New Government Report Calls for Rules on Mobile Tracking

Consumers often unaware they are being tracked

A new report from the Government Accountability Office today is giving privacy advocates another opportunity to press for new laws that could potentially limit the promise of mobile advertising.

Consumers have flocked to location-based apps that provide services for everything from driving directions to finding the best pizza. Yet the GAO's report found that consumers were largely unaware that some mobile app developers and wireless carriers are also sharing or selling the data to third parties. The report also found that although industry associations and privacy advocates recommended guidelines for companies to follow, practices have not been consistently implemented.

Based on its findings, the GAO recommended that the government work with stakeholders to develop specific guidelines to protect consumer privacy and prevent companies from sharing their location information without consumers' permission.

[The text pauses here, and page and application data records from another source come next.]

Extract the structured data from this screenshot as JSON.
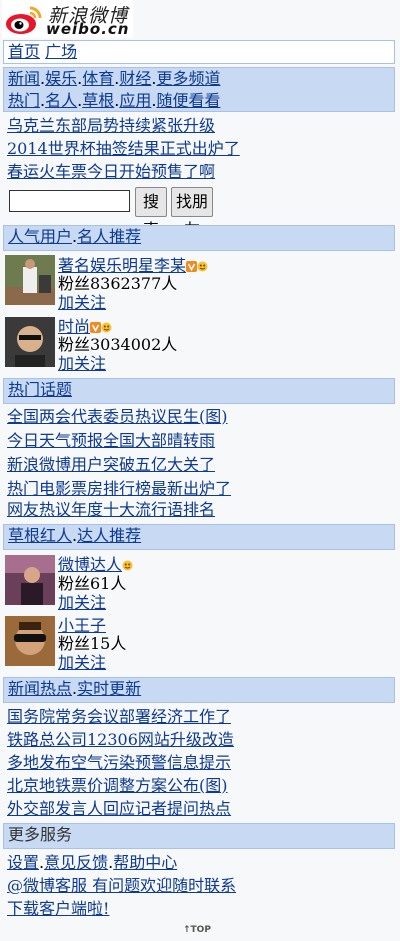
{
  "logo": {
    "cn_text": "新浪微博",
    "en_text": "weibo.cn"
  },
  "top_nav": {
    "items": [
      "首页",
      "广场"
    ]
  },
  "channels": {
    "row1": [
      "新闻",
      "娱乐",
      "体育",
      "财经",
      "更多频道"
    ],
    "row2": [
      "热门",
      "名人",
      "草根",
      "应用",
      "随便看看"
    ]
  },
  "headlines": [
    "乌克兰东部局势持续紧张升级",
    "2014世界杯抽签结果正式出炉了",
    "春运火车票今日开始预售了啊"
  ],
  "search": {
    "placeholder": "",
    "btn_search": "搜索",
    "btn_find": "找朋友"
  },
  "section_hot_people": {
    "title_a": "人气用户",
    "title_b": "名人推荐"
  },
  "hot_people": [
    {
      "name": "著名娱乐明星李某",
      "fans": "粉丝8362377人",
      "action": "加关注"
    },
    {
      "name": "时尚",
      "fans": "粉丝3034002人",
      "action": "加关注"
    }
  ],
  "section_topics": {
    "title": "热门话题"
  },
  "topics": [
    "全国两会代表委员热议民生(图)",
    "今日天气预报全国大部晴转雨",
    "新浪微博用户突破五亿大关了",
    "热门电影票房排行榜最新出炉了",
    "网友热议年度十大流行语排名"
  ],
  "section_grassroots": {
    "title_a": "草根红人",
    "title_b": "达人推荐"
  },
  "grassroots": [
    {
      "name": "微博达人",
      "fans": "粉丝61人",
      "action": "加关注"
    },
    {
      "name": "小王子",
      "fans": "粉丝15人",
      "action": "加关注"
    }
  ],
  "section_news": {
    "title_a": "新闻热点",
    "title_b": "实时更新"
  },
  "news": [
    "国务院常务会议部署经济工作了",
    "铁路总公司12306网站升级改造",
    "多地发布空气污染预警信息提示",
    "北京地铁票价调整方案公布(图)",
    "外交部发言人回应记者提问热点"
  ],
  "section_more": {
    "title": "更多服务"
  },
  "more": {
    "links": [
      "设置",
      "意见反馈",
      "帮助中心"
    ],
    "official": "@微博客服 有问题欢迎随时联系",
    "download": "下载客户端啦!"
  },
  "footer": {
    "top_label": "TOP"
  },
  "colors": {
    "accent_bar": "#c7d9f3",
    "link": "#0e3a91",
    "badge_orange": "#f28a1f"
  }
}
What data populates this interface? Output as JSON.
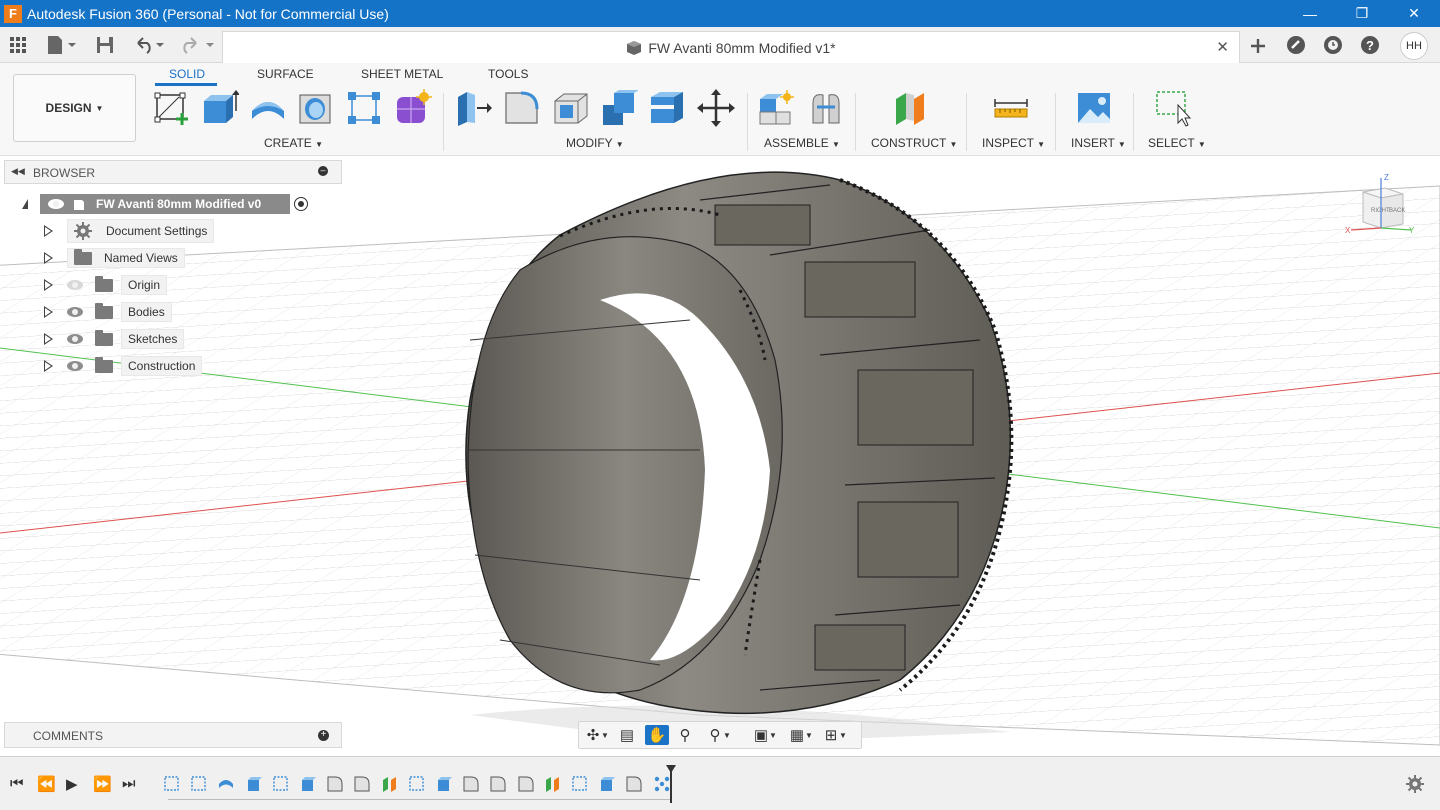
{
  "window": {
    "title": "Autodesk Fusion 360 (Personal - Not for Commercial Use)",
    "app_icon": "F"
  },
  "document": {
    "tab_title": "FW Avanti 80mm Modified v1*",
    "user_initials": "HH"
  },
  "workspace": {
    "label": "DESIGN"
  },
  "ribbon": {
    "tabs": [
      {
        "label": "SOLID",
        "active": true
      },
      {
        "label": "SURFACE"
      },
      {
        "label": "SHEET METAL"
      },
      {
        "label": "TOOLS"
      }
    ],
    "groups": {
      "create": "CREATE",
      "modify": "MODIFY",
      "assemble": "ASSEMBLE",
      "construct": "CONSTRUCT",
      "inspect": "INSPECT",
      "insert": "INSERT",
      "select": "SELECT"
    }
  },
  "browser": {
    "title": "BROWSER",
    "root": "FW Avanti 80mm Modified v0",
    "items": [
      {
        "label": "Document Settings",
        "icon": "gear-icon"
      },
      {
        "label": "Named Views",
        "icon": "folder-icon"
      },
      {
        "label": "Origin",
        "icon": "folder-icon",
        "visible": false
      },
      {
        "label": "Bodies",
        "icon": "folder-icon",
        "visible": true
      },
      {
        "label": "Sketches",
        "icon": "folder-icon",
        "visible": true
      },
      {
        "label": "Construction",
        "icon": "folder-icon",
        "visible": true
      }
    ]
  },
  "comments": {
    "title": "COMMENTS"
  },
  "viewcube": {
    "faces": [
      "RIGHT",
      "BACK"
    ],
    "axes": [
      "X",
      "Y",
      "Z"
    ]
  },
  "colors": {
    "titlebar": "#1473c6",
    "accent": "#1a73c7",
    "x_axis": "#e05050",
    "y_axis": "#50c050",
    "z_axis": "#4a7ed8",
    "model": "#7a7770"
  }
}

Sen. Al Franken (D-Minn.), chairman of the Judiciary Committee’s subcommittee on privacy, technology and the law, who has held a number of hearings on mobile privacy issues, requested the report.

"I believe Americans have a fundamental right to privacy: to know what information is being collected about them and to be able to control whether or not that information is shared with third parties. This report clearly shows that mobile industry companies often fail to respect that right, giving out consumers' location data without their knowledge or explicit consent," Franken said in a statement.

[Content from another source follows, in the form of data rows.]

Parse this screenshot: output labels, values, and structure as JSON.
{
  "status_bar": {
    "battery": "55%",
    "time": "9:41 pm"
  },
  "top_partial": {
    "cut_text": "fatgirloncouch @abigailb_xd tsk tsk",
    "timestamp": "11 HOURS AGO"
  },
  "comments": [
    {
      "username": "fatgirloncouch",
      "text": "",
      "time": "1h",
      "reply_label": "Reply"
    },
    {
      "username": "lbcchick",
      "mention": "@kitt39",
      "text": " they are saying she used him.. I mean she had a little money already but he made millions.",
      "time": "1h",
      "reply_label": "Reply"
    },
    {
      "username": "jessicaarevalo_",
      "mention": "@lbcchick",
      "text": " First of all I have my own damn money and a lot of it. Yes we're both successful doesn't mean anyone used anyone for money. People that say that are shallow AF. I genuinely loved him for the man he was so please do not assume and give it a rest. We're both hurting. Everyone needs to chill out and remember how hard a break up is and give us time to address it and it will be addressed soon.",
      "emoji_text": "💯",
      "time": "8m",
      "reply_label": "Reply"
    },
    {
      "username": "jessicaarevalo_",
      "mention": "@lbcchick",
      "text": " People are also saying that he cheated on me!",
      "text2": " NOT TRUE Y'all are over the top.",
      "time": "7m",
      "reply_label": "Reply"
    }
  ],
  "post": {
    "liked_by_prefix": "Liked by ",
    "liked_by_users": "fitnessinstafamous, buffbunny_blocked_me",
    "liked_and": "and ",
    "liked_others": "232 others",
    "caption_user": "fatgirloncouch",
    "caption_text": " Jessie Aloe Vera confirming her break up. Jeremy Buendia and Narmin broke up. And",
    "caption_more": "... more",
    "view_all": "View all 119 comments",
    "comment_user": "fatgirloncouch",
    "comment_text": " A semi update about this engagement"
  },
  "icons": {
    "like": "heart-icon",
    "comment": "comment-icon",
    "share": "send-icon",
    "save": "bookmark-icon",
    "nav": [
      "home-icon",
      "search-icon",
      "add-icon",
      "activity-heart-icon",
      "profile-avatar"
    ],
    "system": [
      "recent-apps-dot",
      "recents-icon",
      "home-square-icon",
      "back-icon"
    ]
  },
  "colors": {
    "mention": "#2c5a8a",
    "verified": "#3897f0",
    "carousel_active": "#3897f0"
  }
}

Franken co-sponsored with Sen. Richard Blumenthal (D-Conn.) legislation that would require companies to obtain express consent from consumers before collecting location data or sharing it with third parties. A similar bill, the Mobile Device Privacy Act, was introduced on the House side by Reps. Ed Markey (D-Mass.) and Joe Barton (R-Tex.), co-chairs of the bi-partisan congressional privacy caucus.

With the election in full swing and Capitol Hill looking like a ghost town, there's little chance any new privacy bills will go further than press releases this year. Still, privacy issues are red hot and because they tend to be bipartisan, will carry over into the next Congress, no matter who wins the White House.